THE DATA —
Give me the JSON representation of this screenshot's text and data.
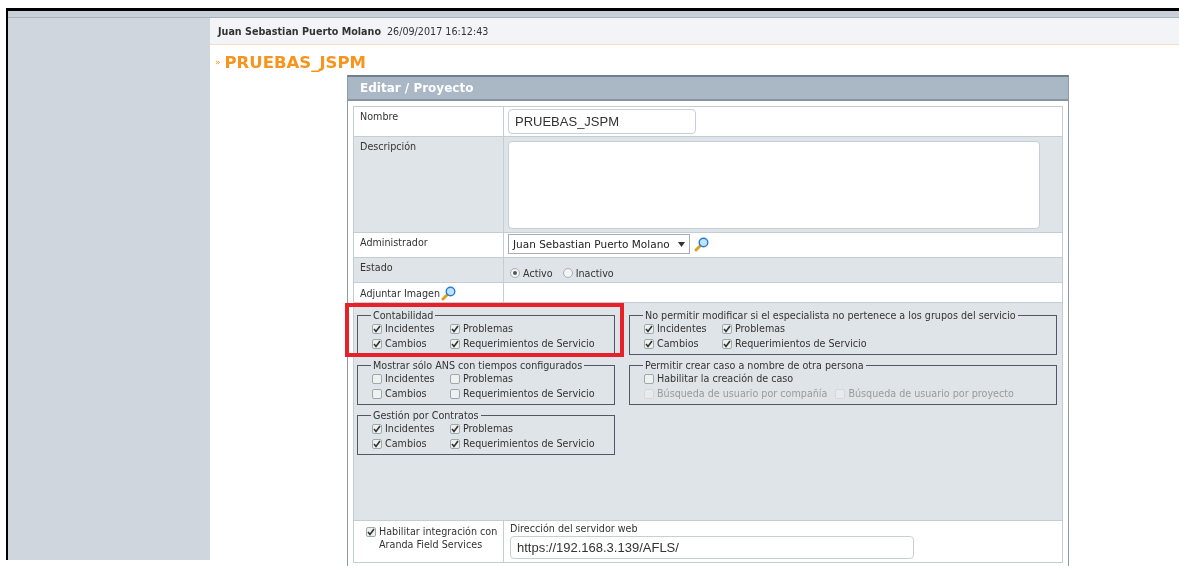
{
  "header": {
    "user": "Juan Sebastian Puerto Molano",
    "timestamp": "26/09/2017 16:12:43"
  },
  "page_title": {
    "marker": "»",
    "text": "PRUEBAS_JSPM"
  },
  "dialog": {
    "title": "Editar / Proyecto",
    "nombre": {
      "label": "Nombre",
      "value": "PRUEBAS_JSPM"
    },
    "descripcion": {
      "label": "Descripción"
    },
    "administrador": {
      "label": "Administrador",
      "value": "Juan Sebastian Puerto Molano"
    },
    "estado": {
      "label": "Estado",
      "options": [
        {
          "label": "Activo",
          "selected": true
        },
        {
          "label": "Inactivo",
          "selected": false
        }
      ]
    },
    "adjuntar": {
      "label": "Adjuntar Imagen"
    },
    "groups_left": [
      {
        "legend": "Contabilidad",
        "highlighted": true,
        "rows": [
          [
            {
              "label": "Incidentes",
              "checked": true,
              "disabled": false
            },
            {
              "label": "Problemas",
              "checked": true,
              "disabled": false
            }
          ],
          [
            {
              "label": "Cambios",
              "checked": true,
              "disabled": false
            },
            {
              "label": "Requerimientos de Servicio",
              "checked": true,
              "disabled": false
            }
          ]
        ]
      },
      {
        "legend": "Mostrar sólo ANS con tiempos configurados",
        "highlighted": false,
        "rows": [
          [
            {
              "label": "Incidentes",
              "checked": false,
              "disabled": false
            },
            {
              "label": "Problemas",
              "checked": false,
              "disabled": false
            }
          ],
          [
            {
              "label": "Cambios",
              "checked": false,
              "disabled": false
            },
            {
              "label": "Requerimientos de Servicio",
              "checked": false,
              "disabled": false
            }
          ]
        ]
      },
      {
        "legend": "Gestión por Contratos",
        "highlighted": false,
        "rows": [
          [
            {
              "label": "Incidentes",
              "checked": true,
              "disabled": false
            },
            {
              "label": "Problemas",
              "checked": true,
              "disabled": false
            }
          ],
          [
            {
              "label": "Cambios",
              "checked": true,
              "disabled": false
            },
            {
              "label": "Requerimientos de Servicio",
              "checked": true,
              "disabled": false
            }
          ]
        ]
      }
    ],
    "groups_right": [
      {
        "legend": "No permitir modificar si el especialista no pertenece a los grupos del servicio",
        "highlighted": false,
        "rows": [
          [
            {
              "label": "Incidentes",
              "checked": true,
              "disabled": false
            },
            {
              "label": "Problemas",
              "checked": true,
              "disabled": false
            }
          ],
          [
            {
              "label": "Cambios",
              "checked": true,
              "disabled": false
            },
            {
              "label": "Requerimientos de Servicio",
              "checked": true,
              "disabled": false
            }
          ]
        ]
      },
      {
        "legend": "Permitir crear caso a nombre de otra persona",
        "highlighted": false,
        "rows": [
          [
            {
              "label": "Habilitar la creación de caso",
              "checked": false,
              "disabled": false
            }
          ],
          [
            {
              "label": "Búsqueda de usuario por compañía",
              "checked": false,
              "disabled": true
            },
            {
              "label": "Búsqueda de usuario por proyecto",
              "checked": false,
              "disabled": true
            }
          ]
        ]
      }
    ],
    "integracion": {
      "label": "Habilitar integración con Aranda Field Services",
      "checked": true,
      "server_label": "Dirección del servidor web",
      "server_value": "https://192.168.3.139/AFLS/"
    }
  }
}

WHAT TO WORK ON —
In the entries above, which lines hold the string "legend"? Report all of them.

TASK ANSWER —
        "legend": "Contabilidad",
        "legend": "Mostrar sólo ANS con tiempos configurados",
        "legend": "Gestión por Contratos",
        "legend": "No permitir modificar si el especialista no pertenece a los grupos del servicio",
        "legend": "Permitir crear caso a nombre de otra persona",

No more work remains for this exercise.